In SVB's case, the alarm bells might have sounded sooner if they had put their bond holdings in the market, giving them a longer runway to raise additional capital. That's why it's important to inventory your investments and make sure they have realistic valuations to meet your withdrawal needs.


The risk should not be static in retirement because your financial needs and goals change over time. While capital preservation and income stability are critical goals in retirement, it's important to balance these goals with the need to grow investments to keep up with inflation.

A static approach to risk can leave you as a retiree vulnerable to unexpected economic downturns, which can lead to a significant loss of wealth. You should periodically review your risk tolerance, investment objectives and financial situation to adjust the risk of your portfolio accordingly. It is important to have a framework on which funds are low risk and which funds are high risk and the balance between the two. Sometimes life events or economic events can shift the balance between the two. A dynamic approach to risk management can help you achieve your financial goals as a retiree while minimizing downward pressure on your portfolio.

SVB linked its deposits and part of its loans to the same customer base, which increased the company's risk. There is a reason why regional banks offered 3-5 percent interest and the top 4 banks barely 1%. There are always risks in retirement, identifying and defining the risks you can live with is key.

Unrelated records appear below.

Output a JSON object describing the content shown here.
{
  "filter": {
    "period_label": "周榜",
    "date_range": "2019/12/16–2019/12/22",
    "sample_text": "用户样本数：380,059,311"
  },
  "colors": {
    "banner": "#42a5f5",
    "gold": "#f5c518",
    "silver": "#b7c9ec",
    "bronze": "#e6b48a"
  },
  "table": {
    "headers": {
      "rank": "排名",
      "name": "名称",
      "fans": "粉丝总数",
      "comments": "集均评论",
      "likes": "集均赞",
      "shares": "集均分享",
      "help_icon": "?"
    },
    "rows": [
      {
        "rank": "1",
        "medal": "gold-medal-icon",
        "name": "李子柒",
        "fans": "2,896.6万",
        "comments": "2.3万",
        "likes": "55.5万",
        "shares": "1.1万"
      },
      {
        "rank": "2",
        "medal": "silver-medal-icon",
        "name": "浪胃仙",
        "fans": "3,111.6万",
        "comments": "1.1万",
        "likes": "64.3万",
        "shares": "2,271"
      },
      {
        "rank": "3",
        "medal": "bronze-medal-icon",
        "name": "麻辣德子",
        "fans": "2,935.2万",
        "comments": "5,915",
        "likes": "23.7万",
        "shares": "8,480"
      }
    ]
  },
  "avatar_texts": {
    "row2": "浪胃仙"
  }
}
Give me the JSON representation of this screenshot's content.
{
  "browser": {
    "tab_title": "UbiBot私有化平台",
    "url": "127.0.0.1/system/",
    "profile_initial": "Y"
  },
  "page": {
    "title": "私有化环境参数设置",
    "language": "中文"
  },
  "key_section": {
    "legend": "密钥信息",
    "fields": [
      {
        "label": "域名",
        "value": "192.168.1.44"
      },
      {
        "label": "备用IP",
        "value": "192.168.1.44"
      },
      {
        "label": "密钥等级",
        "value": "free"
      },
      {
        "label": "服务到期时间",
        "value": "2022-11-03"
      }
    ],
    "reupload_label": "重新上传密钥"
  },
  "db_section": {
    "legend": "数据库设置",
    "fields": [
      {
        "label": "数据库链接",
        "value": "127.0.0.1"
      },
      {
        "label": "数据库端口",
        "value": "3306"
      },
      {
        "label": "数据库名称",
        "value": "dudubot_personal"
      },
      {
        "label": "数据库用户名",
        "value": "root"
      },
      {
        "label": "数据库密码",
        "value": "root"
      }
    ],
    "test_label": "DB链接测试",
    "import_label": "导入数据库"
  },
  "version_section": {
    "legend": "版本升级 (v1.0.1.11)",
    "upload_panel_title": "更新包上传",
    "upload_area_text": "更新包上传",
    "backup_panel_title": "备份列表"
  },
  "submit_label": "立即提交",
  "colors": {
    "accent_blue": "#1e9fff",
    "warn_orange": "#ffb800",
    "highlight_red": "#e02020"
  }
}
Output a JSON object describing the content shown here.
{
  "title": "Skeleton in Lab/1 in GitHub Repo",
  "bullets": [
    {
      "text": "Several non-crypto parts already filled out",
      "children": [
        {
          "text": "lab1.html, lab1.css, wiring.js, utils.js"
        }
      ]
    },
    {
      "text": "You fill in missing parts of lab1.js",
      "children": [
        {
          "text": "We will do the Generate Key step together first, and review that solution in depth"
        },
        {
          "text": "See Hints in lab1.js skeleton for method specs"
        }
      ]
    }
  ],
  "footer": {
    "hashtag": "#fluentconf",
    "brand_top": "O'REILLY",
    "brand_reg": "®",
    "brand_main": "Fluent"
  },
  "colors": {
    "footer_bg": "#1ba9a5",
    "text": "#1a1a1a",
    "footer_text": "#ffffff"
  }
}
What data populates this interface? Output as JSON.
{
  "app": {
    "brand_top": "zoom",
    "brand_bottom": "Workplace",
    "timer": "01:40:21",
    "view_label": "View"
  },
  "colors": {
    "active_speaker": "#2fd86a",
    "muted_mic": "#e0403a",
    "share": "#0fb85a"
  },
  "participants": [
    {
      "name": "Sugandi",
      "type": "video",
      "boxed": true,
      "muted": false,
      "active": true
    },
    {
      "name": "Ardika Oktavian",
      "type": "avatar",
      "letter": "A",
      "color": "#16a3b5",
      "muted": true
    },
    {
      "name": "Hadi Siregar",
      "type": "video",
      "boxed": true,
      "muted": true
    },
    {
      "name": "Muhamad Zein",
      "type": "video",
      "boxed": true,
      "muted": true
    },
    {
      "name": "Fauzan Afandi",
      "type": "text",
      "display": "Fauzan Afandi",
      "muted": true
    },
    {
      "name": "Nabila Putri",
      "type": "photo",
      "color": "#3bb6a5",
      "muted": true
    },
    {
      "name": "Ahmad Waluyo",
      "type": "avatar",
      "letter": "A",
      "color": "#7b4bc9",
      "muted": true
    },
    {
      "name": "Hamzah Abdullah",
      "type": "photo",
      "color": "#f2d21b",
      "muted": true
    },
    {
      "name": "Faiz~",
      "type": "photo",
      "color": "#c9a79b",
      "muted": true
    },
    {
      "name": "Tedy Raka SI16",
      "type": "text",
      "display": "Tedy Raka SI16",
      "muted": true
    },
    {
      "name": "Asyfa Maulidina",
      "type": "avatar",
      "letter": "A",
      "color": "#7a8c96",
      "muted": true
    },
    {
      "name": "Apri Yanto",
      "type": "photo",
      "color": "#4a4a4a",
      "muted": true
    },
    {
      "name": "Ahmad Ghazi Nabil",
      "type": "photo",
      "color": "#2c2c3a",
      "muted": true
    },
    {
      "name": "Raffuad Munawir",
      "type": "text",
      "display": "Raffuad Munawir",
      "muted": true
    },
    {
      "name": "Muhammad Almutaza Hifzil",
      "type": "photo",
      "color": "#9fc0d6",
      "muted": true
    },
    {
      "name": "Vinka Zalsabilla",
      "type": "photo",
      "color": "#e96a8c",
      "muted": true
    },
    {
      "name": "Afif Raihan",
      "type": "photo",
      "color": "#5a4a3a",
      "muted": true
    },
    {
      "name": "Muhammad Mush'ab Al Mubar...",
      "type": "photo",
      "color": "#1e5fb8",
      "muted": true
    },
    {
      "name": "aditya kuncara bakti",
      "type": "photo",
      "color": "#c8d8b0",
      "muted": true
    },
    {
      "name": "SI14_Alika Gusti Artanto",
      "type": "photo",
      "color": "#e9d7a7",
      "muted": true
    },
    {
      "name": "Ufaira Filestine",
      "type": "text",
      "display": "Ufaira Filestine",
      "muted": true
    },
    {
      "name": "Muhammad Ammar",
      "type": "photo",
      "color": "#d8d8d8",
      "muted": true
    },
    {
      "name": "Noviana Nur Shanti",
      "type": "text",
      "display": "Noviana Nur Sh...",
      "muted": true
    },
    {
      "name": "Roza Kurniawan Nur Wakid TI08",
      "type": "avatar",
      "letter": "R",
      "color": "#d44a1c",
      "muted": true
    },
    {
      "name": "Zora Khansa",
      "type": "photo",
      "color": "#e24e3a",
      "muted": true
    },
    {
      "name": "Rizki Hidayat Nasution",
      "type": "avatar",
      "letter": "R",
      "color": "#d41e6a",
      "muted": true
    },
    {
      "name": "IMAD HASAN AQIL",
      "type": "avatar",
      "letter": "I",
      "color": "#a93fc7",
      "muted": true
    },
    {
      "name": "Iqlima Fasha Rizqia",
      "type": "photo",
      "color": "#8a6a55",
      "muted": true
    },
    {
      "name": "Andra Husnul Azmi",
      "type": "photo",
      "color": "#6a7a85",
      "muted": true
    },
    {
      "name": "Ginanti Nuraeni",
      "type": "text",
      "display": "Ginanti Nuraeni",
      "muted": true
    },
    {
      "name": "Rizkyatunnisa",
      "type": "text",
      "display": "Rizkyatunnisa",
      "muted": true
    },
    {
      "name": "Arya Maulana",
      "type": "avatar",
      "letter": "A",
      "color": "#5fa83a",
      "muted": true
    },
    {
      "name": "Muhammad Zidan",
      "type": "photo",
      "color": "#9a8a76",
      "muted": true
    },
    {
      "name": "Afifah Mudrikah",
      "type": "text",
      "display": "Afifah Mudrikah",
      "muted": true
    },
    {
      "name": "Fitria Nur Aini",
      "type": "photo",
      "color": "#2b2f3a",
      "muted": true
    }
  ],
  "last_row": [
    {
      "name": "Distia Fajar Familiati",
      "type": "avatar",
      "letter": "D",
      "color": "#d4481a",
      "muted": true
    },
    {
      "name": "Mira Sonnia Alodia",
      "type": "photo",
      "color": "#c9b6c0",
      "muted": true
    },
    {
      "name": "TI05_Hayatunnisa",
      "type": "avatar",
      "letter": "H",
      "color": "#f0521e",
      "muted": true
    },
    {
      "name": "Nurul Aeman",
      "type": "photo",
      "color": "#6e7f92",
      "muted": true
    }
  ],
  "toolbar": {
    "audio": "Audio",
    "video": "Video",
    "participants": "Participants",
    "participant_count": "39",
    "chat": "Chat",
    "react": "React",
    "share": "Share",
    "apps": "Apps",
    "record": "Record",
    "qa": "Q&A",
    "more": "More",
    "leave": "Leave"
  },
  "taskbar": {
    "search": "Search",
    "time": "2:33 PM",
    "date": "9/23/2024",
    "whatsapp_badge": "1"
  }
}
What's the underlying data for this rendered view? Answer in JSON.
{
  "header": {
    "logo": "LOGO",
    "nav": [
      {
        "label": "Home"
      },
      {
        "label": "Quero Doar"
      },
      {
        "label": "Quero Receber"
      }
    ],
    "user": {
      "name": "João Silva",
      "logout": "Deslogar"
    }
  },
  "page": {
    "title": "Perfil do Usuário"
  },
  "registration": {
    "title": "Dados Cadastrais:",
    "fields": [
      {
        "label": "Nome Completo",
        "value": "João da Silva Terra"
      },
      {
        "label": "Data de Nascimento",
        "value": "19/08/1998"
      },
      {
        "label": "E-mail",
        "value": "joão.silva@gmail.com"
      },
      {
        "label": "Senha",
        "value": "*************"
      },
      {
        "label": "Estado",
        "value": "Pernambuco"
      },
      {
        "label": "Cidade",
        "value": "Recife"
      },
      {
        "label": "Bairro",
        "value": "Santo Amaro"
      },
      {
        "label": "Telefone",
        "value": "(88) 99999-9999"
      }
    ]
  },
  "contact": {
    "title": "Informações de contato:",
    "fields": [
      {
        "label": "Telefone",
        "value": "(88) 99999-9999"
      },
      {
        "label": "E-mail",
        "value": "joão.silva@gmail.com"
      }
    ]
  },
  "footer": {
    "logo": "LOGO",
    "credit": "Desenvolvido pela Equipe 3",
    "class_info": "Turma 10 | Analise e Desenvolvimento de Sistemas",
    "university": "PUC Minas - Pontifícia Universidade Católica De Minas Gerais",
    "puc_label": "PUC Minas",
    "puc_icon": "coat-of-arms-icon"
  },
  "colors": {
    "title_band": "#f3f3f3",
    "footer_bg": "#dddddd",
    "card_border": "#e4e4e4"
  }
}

Rethinking these three key components of your retirement plan is key to reducing the overall risk to your plan. By making sure you're in a safe place with liquidity, stress on your portfolio, and the amount of risk you're taking now, you've covered 90% of the areas where you could potentially "hurt" as a retiree in a successful pension.

Expat Beleggen is a financial advisor that helps expats achieve their financial goals. Contact us today for a no-obligation conversation: hello@expatbeleggen.com